AIM OF THE TASK:
Exact copies of all entries are expected.

INPUT DATA:
══════

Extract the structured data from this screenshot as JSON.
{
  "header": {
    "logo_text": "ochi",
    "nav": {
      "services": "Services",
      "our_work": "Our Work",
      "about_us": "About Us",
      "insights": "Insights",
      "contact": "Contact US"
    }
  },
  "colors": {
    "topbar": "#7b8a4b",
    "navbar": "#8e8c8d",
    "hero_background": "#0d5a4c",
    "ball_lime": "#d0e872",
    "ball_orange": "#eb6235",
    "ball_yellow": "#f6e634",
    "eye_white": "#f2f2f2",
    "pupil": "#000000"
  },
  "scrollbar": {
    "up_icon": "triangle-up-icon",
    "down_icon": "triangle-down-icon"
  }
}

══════

RESPONSE TO THIS TASK:
Extract the structured data from this screenshot as JSON.
{
  "header": {
    "logo_text": "ochi",
    "nav": {
      "services": "Services",
      "our_work": "Our Work",
      "about_us": "About Us",
      "insights": "Insights",
      "contact": "Contact US"
    }
  },
  "colors": {
    "topbar": "#7b8a4b",
    "navbar": "#8e8c8d",
    "hero_background": "#0d5a4c",
    "ball_lime": "#d0e872",
    "ball_orange": "#eb6235",
    "ball_yellow": "#f6e634",
    "eye_white": "#f2f2f2",
    "pupil": "#000000"
  },
  "scrollbar": {
    "up_icon": "triangle-up-icon",
    "down_icon": "triangle-down-icon"
  }
}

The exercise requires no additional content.